Wayne Pearson, President, Don Allen Studios, Inc.


Q: I'm looking for a d-SLR with HD Video capability for business use. Any suggestions?

A: "I have a Canon 5D MKII, which I regularly use only for still images photography. But I do understand it is a very highly regarded video camera from all the reports and review by videographers. I hear that the Canon Rebel T2i is very good as well at a more reasonable price."

Pete Medcalf, Former Director of Biomedical Communications Department at Ottawa Civic Hospital; Photographic Artist, White Pine Studios

A: "I used the Canon 5D MKII for some video test shooting when it came out a couple of years ago. Since then I understand lots of new features have been added (like full manual control and better audio) and other cameras have caught up.

A great source for DSLR video info is DP Philip Bloom's website. Here is a pretty recent article on all current video DSLRs from Nikon, Canon and Panasonic: http://philipbloom.net/2011/03/17/whichdslr/

Øystein Horgmo, photographer and head of medical photography at the University of Oslo's Institute of Clinical Medicine

A: "Best video in an DSLR is the Panasonic GH2. Better than Nikon or Canon by far. Don't even look at the others."

Wayne Pearson, President, Don Allen Studios, Inc.

A: "We have been extremely happy with our Canon 5D MKII, but the competition is closing in and everything seems to leap-frog these days. I looked at a review online and the Panasonic does look pretty good and less expensive. There are plenty of 3rd party rigs and gizmos available for the Canon; is the same true for the Panasonic?"

Bill Peters, Manager, Communications & Media Services, St. Boniface Hospital Research, Winnipeg Manitoba, Canada


Q: I am importing short video clips into iMovie, and then I need to put the clips into Powerpoint on the PC. What's the best format to save it?

Kristen Toohey. Graphic Services, New England Primate Research Center-HMS, Southborough, MA

A: “Our PowerPoint expert suggests any windows media file but he states the file has to be saved in the same folder as the PowerPoint file. You don’t have to do it with PowerPoint 2010 because it puts them all in one file.”

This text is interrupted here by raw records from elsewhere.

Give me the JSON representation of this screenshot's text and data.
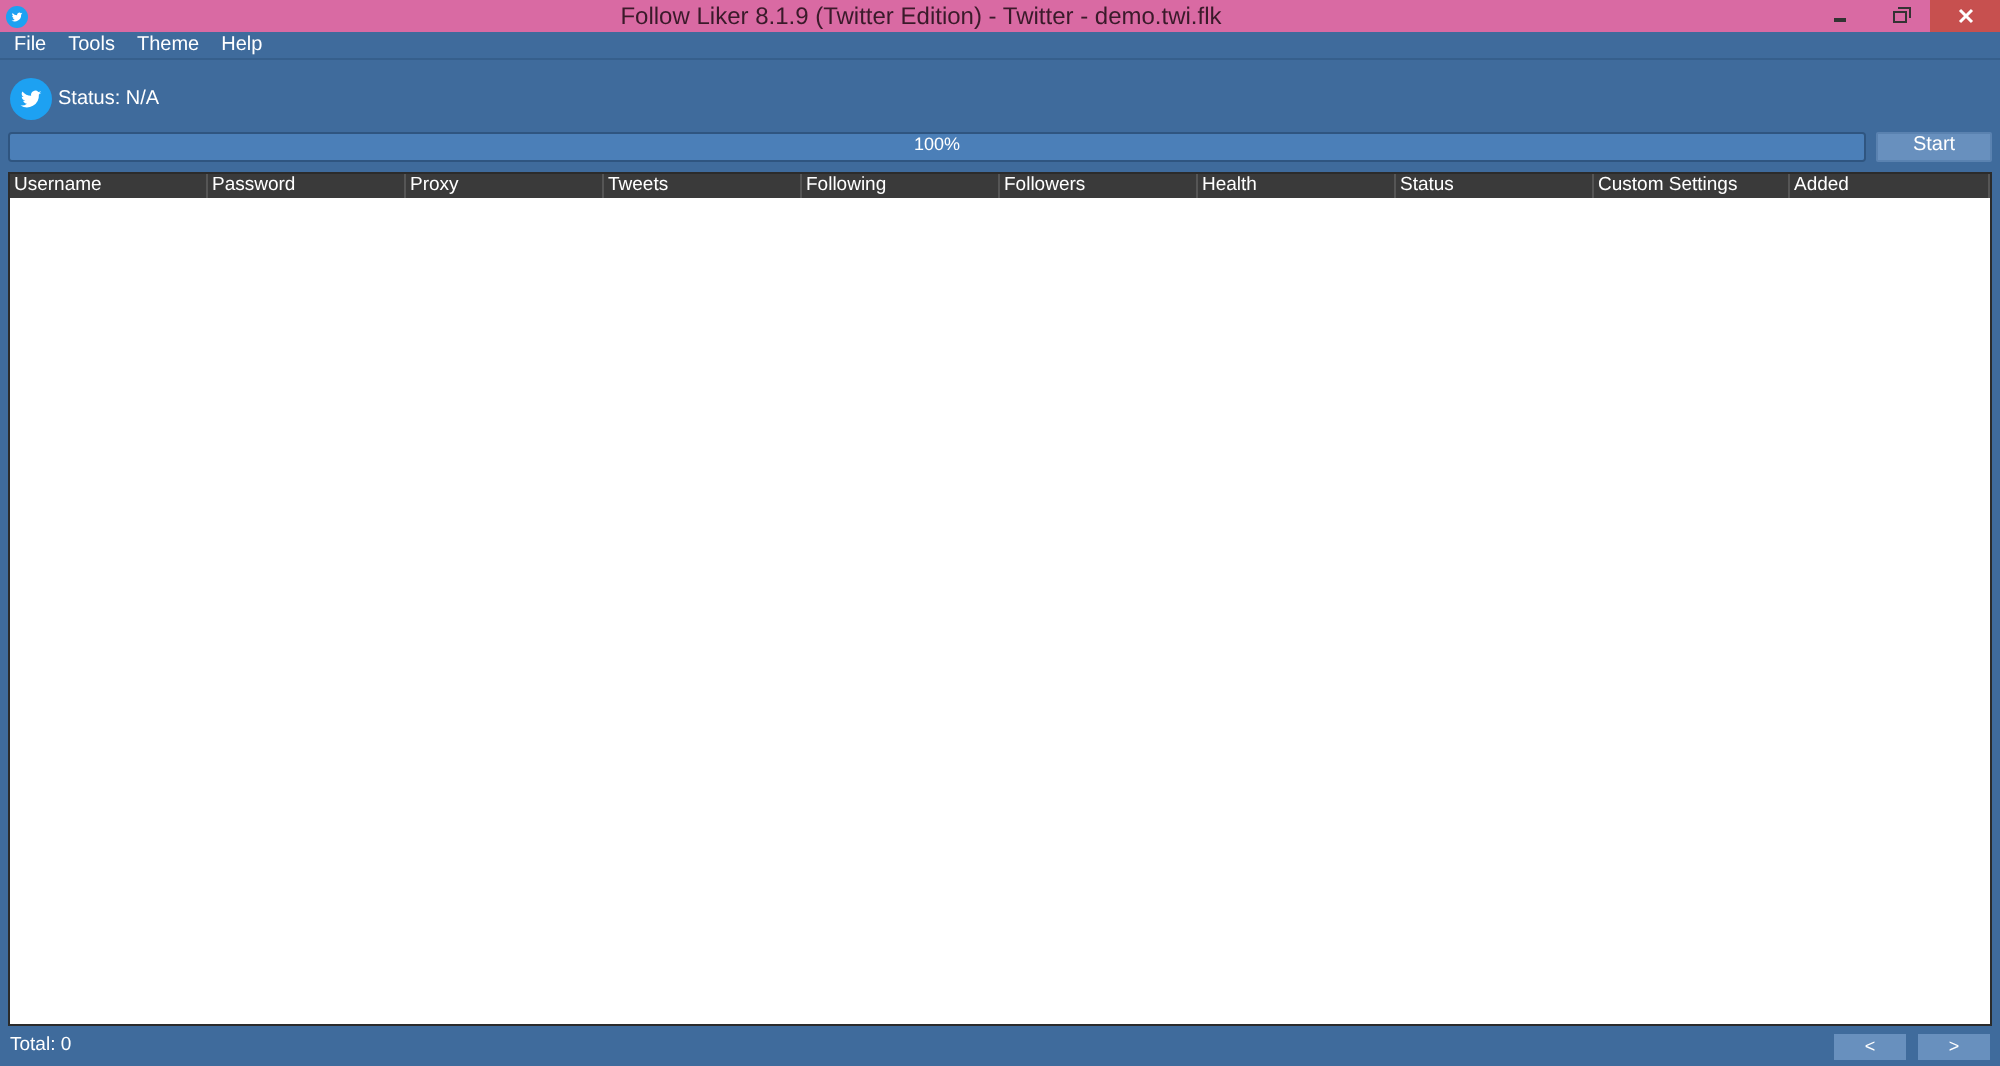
{
  "window": {
    "title": "Follow Liker 8.1.9 (Twitter Edition) - Twitter - demo.twi.flk"
  },
  "menu": [
    "File",
    "Tools",
    "Theme",
    "Help"
  ],
  "status": {
    "label": "Status: N/A"
  },
  "progress": {
    "level": 1,
    "reading": "100%"
  },
  "start_button": "Start",
  "table": {
    "columns": [
      "Username",
      "Password",
      "Proxy",
      "Tweets",
      "Following",
      "Followers",
      "Health",
      "Status",
      "Custom Settings",
      "Added"
    ]
  },
  "footer": {
    "total": "Total: 0",
    "prev": "<",
    "next": ">"
  }
}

Jerry R. Harvey, Senior Photographer, The Ohio State University, College of Veterinary Medicine, Columbus, OH

A: “You're good to go with most media files; wmv, mpeg, avi (in my order of preference), just stay away from mov. Powerpoint does not like QuickTime movies.”

James Koepfler, FBCA, Medical Photographer, Children's Orthopaedic Surgery Foundation, Children's Hospital, Boston, MA


Q: We are looking to replace our Metz 60CT flash units with something more up to date. We do a lot of event photography as well as quick location photography and need something that's pretty powerful, however that can produce something other than the straight ahead ‘flash on camera’ effect. We shoot with Nikon D2X cameras. What's everyone out there using these days?

A: “I also had a Metz 60-CT and have traded it out for a Quantum Qflash T4d with a turbo battery (pack similar to the Metz 60-ct pack) for event and wedding photography. I use it on a Stroboframe that places it 6-8 inches above the lens. I also use a Quantum D-12i Nikon TTl module that works on both the Fuji S-3 and the Nikon D200 bodies for exposure control.”

Keith Bullis, Media Services Manager, Eastman Institute for Oral Health, University of Rochester Medical Center, Rochester, NY

A: “We use the SB-800s as well. You can add a number of strobes to fire wirelessly and you can control the output of each of the strobes (even in banks of strobes) with the main camera. If you use the D-200, the pop up flash can be used as the commander and control a number of SB-800s off camera to light a scene. They also come with a series of gells that can add color as well as mix light for proper color balance. There are a number of softboxes on the market for them as well.

For events they are great. You can shoot with one on the camera and a second one on a stick for fill light or back kicker light.”

Adam Cooper, RBP, FBCA, Chief Medical Photographer, North Shore-LIJ Health System, Great Neck, NY